Kim Toffoletti surveys the ideas of this influential -- often provocative -- French thinker as they relate to today's image-saturated environment. She demonstrates their relevance to analyzing contemporary visual phenomena such as advertising, photography, reality TV, fashion, art, pornography, and virtual reality. Baudrillard’s key themes and arguments are illustrated through a range of visual works, from the graffiti art of Banksy and Katherine Hamnettís protest t-shirts, to Sophie Calleís photography.
continue to uphold the notion of art as exclusive and distinct from other visual forms. This is manifest in the way we speak about, respond to and perceive art, as made apparent in the interview cited above. There is a duality at play here. By insisting on the meaninglessness of his art in an era of ‘empty signification’, as Carpenter does in the face of the interviewer’s attempts to make sense of his motifs, we see an example of art striving to be null. At the same time this very banality is
another image. The signs of advertising thus follow upon one another like the transient images of hypnagogic states. (Baudrillard 1996b: 177) in seemingly random patterns means we consume advertisements in their relation to other advertisements. For Baudrillard, it is the medium that shapes how we receive messages, and subsequently how we interpret them. He says, 84 Baudrillard Reframed It is not, then, its contents, its modes of distribution or its manifest (economic and psychological)
spectacle there is a distinction between images and reality (images alienate us from reality), in the era of hyperreality, we consume not only what is represented, but the medium through which it is represented, 93 Consumption thus blurring the distinction between the two. As a result, images like fashion advertising, magazines and catwalk shows no longer mediate between the real and the representational, but become our reality. Looking at them another way, advertisements like those for Marc
coverage of the Gulf and Iraq Wars is a good example of the non-event, as it is conceptualised by Baudrillard. Like TV news reporters who arrive on the scene of a disaster before emergency services, the Iraq War traded in such moments. Take the toppling of the statue of Saddam Hussein from its pedestal in central Baghdad. Aided by US soldiers, this seemingly spontaneous gesture of Iraqi freedom played out with the cameras rolling. The ease with which TV news cameras managed to document what was

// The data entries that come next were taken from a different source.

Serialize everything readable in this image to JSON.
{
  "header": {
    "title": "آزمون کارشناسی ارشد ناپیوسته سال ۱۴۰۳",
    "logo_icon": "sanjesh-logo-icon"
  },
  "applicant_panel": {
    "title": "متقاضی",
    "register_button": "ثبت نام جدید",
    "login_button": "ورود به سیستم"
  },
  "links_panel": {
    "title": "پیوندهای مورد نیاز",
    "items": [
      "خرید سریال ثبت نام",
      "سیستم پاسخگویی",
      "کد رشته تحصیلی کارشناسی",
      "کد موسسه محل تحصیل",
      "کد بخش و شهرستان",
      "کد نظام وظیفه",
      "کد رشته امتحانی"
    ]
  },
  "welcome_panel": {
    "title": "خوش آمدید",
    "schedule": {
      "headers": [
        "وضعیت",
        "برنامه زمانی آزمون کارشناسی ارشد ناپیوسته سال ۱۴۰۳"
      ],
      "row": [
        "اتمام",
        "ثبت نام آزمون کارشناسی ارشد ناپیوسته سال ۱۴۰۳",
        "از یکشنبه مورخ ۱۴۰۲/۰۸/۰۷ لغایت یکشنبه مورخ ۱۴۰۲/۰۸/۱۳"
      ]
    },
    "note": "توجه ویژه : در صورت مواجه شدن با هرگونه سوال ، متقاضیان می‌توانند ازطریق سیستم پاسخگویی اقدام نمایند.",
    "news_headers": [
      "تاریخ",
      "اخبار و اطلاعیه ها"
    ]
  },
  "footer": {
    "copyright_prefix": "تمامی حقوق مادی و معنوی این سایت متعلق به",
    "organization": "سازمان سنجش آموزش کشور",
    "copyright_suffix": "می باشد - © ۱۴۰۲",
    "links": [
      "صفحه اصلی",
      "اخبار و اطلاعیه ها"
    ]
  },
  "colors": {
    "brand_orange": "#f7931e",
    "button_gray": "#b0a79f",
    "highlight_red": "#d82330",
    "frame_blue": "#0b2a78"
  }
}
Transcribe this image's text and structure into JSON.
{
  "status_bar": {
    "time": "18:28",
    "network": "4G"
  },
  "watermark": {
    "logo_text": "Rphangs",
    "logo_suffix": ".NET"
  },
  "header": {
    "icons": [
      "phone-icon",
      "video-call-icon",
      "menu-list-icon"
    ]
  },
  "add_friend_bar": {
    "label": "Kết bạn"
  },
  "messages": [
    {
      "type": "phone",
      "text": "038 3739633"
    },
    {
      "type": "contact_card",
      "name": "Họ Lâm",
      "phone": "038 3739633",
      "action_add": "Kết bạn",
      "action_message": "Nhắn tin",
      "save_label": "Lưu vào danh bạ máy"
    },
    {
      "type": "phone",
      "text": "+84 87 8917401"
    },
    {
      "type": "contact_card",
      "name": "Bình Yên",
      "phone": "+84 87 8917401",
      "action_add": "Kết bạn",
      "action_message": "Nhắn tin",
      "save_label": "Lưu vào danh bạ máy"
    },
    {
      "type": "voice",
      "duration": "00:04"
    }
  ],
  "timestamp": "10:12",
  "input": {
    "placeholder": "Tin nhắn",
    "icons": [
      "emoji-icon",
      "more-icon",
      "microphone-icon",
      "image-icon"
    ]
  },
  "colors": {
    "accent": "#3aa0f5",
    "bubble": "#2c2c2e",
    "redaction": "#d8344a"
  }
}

or, put another way, utilised to create a sense of reality. Right from the outset, it is made apparent that personal communication technologies are a central component of the film’s narrative, plot and form. For a movie that claims to be inspired by actual events, these devices give the semblance that the viewer has access to an alternative account of the war in Iraq – a reality that is usually obscured by all the gloss and spin of mainstream media. The film begins with some undecipherable visual